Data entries
....

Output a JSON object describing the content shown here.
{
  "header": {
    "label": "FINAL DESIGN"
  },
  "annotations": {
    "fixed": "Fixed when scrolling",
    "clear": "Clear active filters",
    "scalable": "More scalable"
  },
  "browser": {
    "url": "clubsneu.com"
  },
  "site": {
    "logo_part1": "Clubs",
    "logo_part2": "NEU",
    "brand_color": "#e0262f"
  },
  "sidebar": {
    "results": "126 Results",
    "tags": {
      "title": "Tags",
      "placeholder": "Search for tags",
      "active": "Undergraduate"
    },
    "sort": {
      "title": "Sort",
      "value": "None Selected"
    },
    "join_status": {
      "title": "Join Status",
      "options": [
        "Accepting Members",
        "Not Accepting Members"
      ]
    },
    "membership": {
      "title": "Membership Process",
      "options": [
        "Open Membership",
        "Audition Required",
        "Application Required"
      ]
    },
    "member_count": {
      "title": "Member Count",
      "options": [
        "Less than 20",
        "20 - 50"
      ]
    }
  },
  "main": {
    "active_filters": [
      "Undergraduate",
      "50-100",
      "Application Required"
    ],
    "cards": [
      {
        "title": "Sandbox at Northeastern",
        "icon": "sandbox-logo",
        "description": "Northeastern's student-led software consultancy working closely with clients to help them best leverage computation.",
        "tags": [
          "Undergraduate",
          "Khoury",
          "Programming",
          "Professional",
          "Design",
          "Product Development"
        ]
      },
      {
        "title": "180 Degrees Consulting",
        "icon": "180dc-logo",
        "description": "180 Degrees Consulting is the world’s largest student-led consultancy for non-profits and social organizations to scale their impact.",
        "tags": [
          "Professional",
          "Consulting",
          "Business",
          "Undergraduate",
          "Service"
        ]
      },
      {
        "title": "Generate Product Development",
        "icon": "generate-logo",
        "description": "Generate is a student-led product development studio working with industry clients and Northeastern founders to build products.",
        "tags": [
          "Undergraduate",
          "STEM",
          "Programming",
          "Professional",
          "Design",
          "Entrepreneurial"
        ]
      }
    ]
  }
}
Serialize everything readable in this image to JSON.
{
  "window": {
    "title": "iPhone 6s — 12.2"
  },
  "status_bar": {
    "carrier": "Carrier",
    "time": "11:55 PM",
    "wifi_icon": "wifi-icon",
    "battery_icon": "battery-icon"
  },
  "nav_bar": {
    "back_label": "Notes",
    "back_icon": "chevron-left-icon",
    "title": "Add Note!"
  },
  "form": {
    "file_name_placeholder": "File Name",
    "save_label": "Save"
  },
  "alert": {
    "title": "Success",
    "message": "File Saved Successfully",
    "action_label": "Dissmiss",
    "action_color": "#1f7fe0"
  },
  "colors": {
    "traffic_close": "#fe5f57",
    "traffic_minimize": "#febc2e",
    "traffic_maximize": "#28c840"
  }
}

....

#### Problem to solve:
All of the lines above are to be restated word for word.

#### Completed task:
Output a JSON object describing the content shown here.
{
  "header": {
    "label": "FINAL DESIGN"
  },
  "annotations": {
    "fixed": "Fixed when scrolling",
    "clear": "Clear active filters",
    "scalable": "More scalable"
  },
  "browser": {
    "url": "clubsneu.com"
  },
  "site": {
    "logo_part1": "Clubs",
    "logo_part2": "NEU",
    "brand_color": "#e0262f"
  },
  "sidebar": {
    "results": "126 Results",
    "tags": {
      "title": "Tags",
      "placeholder": "Search for tags",
      "active": "Undergraduate"
    },
    "sort": {
      "title": "Sort",
      "value": "None Selected"
    },
    "join_status": {
      "title": "Join Status",
      "options": [
        "Accepting Members",
        "Not Accepting Members"
      ]
    },
    "membership": {
      "title": "Membership Process",
      "options": [
        "Open Membership",
        "Audition Required",
        "Application Required"
      ]
    },
    "member_count": {
      "title": "Member Count",
      "options": [
        "Less than 20",
        "20 - 50"
      ]
    }
  },
  "main": {
    "active_filters": [
      "Undergraduate",
      "50-100",
      "Application Required"
    ],
    "cards": [
      {
        "title": "Sandbox at Northeastern",
        "icon": "sandbox-logo",
        "description": "Northeastern's student-led software consultancy working closely with clients to help them best leverage computation.",
        "tags": [
          "Undergraduate",
          "Khoury",
          "Programming",
          "Professional",
          "Design",
          "Product Development"
        ]
      },
      {
        "title": "180 Degrees Consulting",
        "icon": "180dc-logo",
        "description": "180 Degrees Consulting is the world’s largest student-led consultancy for non-profits and social organizations to scale their impact.",
        "tags": [
          "Professional",
          "Consulting",
          "Business",
          "Undergraduate",
          "Service"
        ]
      },
      {
        "title": "Generate Product Development",
        "icon": "generate-logo",
        "description": "Generate is a student-led product development studio working with industry clients and Northeastern founders to build products.",
        "tags": [
          "Undergraduate",
          "STEM",
          "Programming",
          "Professional",
          "Design",
          "Entrepreneurial"
        ]
      }
    ]
  }
}
Serialize everything readable in this image to JSON.
{
  "window": {
    "title": "iPhone 6s — 12.2"
  },
  "status_bar": {
    "carrier": "Carrier",
    "time": "11:55 PM",
    "wifi_icon": "wifi-icon",
    "battery_icon": "battery-icon"
  },
  "nav_bar": {
    "back_label": "Notes",
    "back_icon": "chevron-left-icon",
    "title": "Add Note!"
  },
  "form": {
    "file_name_placeholder": "File Name",
    "save_label": "Save"
  },
  "alert": {
    "title": "Success",
    "message": "File Saved Successfully",
    "action_label": "Dissmiss",
    "action_color": "#1f7fe0"
  },
  "colors": {
    "traffic_close": "#fe5f57",
    "traffic_minimize": "#febc2e",
    "traffic_maximize": "#28c840"
  }
}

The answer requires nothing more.